Continue reading Persons Unknown
I love a training session. I’m always signing up for new workshops. I know there is often a load of nonsense from academics who somehow think that they are instinctively good teachers and don’t need to engage in professional development, that isn’t explicitly developing their reputation as an international scholar. In fact I’ve heard early career and established academics say some pretty shoddy things about pedagogical training. Shoddy things that they wouldn’t accept being said about their own work, their own research or indeed their own teaching. Why wouldn’t we want to benefit from the high quality pedagogical research and training experience of experts? We certainly expect people to take our own research and experience seriously. In fact I have noted a direct correlation between historians who dismiss pedagogical training whilst simultaneously separating themselves from public history, heritage, amateur archivists, genealogists or school and FE based history curriculum as not being ‘real history’. So it is alright for historians to blag it as teachers but not for teachers to blag it as historians?
Continue reading Part 1: Remote Control Supervision – The hybrid puppet master supervisor
DIY Digital: Doing Punk Online grew out of the third year Special Subject History course ‘Post-Punk Britain’.
The course is in its second year and from the start, my co-tutor Chris Warne and myself, imagined it as an experiment in democratic teaching and learning. We use the growth of academic work around subcultures and youth culture since 1976 to explore bigger questions around what it means to be a contemporary historian today. This means that we look at local histories, archival practices, life history like memoirs, sound, image and moving images, and oral history alongside popular culture.

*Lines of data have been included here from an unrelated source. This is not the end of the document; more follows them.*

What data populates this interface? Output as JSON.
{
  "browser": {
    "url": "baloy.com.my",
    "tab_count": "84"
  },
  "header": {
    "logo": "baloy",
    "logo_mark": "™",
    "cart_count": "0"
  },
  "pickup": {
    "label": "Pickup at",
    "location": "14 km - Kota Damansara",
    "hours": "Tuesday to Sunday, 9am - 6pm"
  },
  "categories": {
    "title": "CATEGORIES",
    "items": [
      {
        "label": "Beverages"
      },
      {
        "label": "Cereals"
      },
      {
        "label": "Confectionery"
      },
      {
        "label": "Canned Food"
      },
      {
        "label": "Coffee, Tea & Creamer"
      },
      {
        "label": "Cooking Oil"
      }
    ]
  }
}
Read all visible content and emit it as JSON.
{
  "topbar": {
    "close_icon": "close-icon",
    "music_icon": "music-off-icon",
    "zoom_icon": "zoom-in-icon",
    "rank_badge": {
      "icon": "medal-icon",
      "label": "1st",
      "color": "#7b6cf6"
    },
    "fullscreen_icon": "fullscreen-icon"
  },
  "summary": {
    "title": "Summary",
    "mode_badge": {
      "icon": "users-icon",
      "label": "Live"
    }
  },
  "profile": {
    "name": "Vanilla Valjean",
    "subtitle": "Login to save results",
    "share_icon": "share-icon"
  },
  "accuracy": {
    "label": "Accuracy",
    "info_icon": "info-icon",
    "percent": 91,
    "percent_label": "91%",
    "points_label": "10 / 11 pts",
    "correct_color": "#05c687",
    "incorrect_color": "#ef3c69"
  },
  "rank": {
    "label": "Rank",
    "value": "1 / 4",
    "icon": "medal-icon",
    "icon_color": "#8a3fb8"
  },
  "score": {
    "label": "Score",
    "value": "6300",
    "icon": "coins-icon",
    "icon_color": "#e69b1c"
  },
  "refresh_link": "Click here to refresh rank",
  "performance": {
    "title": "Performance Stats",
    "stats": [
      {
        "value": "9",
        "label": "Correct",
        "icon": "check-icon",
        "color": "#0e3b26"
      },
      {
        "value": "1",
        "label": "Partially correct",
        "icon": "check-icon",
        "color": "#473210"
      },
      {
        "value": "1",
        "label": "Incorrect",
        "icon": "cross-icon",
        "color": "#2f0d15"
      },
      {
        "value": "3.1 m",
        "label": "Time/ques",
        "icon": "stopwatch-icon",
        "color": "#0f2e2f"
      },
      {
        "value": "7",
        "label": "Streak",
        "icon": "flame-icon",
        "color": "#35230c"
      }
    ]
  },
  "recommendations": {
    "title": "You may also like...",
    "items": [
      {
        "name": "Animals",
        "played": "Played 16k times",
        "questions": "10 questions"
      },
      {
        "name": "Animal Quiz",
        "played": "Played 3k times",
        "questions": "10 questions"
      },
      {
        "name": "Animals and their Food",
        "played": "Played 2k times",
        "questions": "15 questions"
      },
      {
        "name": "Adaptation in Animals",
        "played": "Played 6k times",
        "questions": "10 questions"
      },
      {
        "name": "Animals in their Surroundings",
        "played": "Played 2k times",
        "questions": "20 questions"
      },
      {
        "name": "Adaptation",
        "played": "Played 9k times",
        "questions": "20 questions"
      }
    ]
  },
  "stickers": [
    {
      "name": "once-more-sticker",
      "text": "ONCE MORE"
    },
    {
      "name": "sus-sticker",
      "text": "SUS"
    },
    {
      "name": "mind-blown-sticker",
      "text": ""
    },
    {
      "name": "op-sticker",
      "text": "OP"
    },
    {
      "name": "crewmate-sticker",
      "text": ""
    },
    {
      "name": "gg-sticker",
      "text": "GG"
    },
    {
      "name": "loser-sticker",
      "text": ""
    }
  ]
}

Although there has been a determined growth in academic work on subcultures in history, sociology, criminology, English studies and beyond, PPB puts these alongside other forms of history work outside of the formal universities. We take the memories that people inherit, share and turn into stories as seriously as the academic theories around the politics of popular culture.
Continue reading DIY Digital: First Steps to Selling Out
This post is based on a speech that I gave as part of UCU industrial action I had proposed that Union members and students shared our two hour strike on 28th January 2014 by watching the 1984 film Footloose. I’m not sure how I got away with it, but I did. Here is how I explained why to those who came to watch the film.
Continue reading FOOTLOOSE AND THE POLITICS OF PLEASURE